• **WORK INSTRUCTION**: Where a line in the entries below contains the word "Profiles", count it. Return the total alone.

(Beginning of RECORDS FOR THIS EXERCISE)

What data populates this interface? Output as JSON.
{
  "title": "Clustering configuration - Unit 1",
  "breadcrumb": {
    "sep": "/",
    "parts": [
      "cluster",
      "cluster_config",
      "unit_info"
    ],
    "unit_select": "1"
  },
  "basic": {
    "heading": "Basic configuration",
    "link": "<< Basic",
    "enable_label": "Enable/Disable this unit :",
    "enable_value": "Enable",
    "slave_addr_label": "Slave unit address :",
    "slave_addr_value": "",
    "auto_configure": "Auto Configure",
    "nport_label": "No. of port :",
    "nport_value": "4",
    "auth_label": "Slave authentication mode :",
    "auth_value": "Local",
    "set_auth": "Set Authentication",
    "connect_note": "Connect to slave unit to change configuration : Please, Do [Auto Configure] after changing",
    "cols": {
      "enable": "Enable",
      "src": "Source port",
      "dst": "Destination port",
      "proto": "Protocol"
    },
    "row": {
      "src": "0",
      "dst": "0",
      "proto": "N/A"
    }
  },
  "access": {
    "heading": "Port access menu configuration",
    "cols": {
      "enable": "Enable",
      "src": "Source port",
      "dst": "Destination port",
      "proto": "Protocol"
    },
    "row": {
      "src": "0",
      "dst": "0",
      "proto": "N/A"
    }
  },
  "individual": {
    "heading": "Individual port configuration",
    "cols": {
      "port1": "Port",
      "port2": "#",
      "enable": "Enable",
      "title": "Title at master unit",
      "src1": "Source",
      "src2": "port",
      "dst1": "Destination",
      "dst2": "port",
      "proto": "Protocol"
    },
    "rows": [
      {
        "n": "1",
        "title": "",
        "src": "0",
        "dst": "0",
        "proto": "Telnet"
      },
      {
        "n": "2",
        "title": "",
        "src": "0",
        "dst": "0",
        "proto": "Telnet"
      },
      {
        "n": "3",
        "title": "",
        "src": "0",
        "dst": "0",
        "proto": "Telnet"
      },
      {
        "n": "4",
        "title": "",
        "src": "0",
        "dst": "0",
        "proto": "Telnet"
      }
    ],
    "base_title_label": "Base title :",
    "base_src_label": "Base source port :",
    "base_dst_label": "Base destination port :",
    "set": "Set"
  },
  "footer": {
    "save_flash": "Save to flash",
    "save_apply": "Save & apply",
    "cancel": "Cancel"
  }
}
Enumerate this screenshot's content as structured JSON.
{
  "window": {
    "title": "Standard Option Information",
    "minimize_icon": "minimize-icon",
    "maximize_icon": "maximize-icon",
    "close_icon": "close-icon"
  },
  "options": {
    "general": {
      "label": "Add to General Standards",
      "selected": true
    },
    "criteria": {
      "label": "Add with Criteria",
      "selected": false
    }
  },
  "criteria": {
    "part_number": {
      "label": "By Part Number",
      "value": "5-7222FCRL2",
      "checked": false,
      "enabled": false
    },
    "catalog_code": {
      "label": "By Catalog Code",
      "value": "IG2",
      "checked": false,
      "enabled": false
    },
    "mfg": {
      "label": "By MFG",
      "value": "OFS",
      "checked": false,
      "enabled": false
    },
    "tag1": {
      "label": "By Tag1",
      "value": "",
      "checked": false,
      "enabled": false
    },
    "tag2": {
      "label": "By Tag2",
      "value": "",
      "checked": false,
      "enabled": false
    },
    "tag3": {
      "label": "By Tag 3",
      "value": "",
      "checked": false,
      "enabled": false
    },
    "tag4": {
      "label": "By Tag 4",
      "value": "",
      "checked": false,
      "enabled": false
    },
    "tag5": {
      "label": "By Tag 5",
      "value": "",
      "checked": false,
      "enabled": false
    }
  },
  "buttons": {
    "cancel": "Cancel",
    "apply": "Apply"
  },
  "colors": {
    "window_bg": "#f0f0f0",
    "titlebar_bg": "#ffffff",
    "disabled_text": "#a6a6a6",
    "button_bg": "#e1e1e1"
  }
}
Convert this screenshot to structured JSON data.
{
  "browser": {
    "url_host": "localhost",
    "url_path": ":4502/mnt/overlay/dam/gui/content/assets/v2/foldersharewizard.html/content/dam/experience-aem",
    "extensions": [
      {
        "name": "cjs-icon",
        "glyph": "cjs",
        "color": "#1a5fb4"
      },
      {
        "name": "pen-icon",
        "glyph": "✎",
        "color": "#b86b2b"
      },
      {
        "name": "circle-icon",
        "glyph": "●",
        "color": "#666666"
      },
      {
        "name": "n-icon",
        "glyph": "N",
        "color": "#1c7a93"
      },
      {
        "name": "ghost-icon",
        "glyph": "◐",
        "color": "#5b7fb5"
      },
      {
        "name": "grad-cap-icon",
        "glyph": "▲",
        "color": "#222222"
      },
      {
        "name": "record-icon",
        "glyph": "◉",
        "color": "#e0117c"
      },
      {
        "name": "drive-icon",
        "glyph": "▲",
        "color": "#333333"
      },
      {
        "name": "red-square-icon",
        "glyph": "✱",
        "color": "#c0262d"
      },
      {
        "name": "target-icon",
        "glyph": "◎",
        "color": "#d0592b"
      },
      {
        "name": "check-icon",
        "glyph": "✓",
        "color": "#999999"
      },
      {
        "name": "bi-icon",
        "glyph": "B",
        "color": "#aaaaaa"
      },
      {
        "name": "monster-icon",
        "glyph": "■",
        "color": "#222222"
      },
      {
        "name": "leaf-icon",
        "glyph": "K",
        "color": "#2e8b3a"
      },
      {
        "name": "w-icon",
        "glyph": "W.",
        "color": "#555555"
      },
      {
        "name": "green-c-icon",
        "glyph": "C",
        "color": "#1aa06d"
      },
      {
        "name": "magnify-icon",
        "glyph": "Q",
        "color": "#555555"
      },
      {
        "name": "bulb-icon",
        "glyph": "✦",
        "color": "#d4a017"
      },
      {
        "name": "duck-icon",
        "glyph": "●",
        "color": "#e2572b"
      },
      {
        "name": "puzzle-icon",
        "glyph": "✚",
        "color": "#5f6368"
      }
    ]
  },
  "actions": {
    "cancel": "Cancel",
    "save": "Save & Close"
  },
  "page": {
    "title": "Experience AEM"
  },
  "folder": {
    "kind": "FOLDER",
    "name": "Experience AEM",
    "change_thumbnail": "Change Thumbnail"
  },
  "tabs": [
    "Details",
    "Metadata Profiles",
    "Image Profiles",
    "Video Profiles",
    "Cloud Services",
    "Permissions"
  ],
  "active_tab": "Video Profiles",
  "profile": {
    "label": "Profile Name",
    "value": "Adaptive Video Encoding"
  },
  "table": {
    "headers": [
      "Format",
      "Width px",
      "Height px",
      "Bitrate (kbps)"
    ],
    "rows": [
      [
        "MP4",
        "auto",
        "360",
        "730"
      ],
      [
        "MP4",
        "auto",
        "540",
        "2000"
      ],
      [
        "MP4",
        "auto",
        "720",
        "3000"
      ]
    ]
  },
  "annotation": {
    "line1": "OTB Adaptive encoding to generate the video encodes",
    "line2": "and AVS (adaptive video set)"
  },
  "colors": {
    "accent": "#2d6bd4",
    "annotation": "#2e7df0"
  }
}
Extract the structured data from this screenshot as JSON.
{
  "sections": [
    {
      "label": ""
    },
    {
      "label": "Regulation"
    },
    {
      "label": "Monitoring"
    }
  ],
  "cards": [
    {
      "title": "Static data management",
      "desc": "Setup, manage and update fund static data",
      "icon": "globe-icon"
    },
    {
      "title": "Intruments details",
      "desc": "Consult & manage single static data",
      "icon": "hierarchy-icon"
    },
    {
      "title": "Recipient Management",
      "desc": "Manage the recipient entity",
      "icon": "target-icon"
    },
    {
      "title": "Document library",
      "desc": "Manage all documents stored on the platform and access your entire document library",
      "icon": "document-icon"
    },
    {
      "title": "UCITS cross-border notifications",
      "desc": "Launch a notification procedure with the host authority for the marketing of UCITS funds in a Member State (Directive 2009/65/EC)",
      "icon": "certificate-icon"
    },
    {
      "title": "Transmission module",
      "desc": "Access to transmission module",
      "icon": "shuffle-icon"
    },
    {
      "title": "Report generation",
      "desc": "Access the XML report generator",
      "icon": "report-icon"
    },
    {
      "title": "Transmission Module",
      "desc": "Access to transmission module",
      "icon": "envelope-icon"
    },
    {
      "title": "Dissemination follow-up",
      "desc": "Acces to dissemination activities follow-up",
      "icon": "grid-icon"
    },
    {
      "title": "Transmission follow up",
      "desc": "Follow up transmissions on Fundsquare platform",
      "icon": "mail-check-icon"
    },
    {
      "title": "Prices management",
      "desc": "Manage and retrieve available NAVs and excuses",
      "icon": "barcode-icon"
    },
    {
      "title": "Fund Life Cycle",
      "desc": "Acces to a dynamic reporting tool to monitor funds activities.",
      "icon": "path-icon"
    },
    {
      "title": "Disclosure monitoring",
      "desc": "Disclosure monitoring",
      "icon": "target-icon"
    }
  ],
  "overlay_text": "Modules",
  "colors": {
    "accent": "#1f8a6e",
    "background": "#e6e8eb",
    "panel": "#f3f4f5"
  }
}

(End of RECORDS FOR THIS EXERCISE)

• **ANSWER AREA**: 4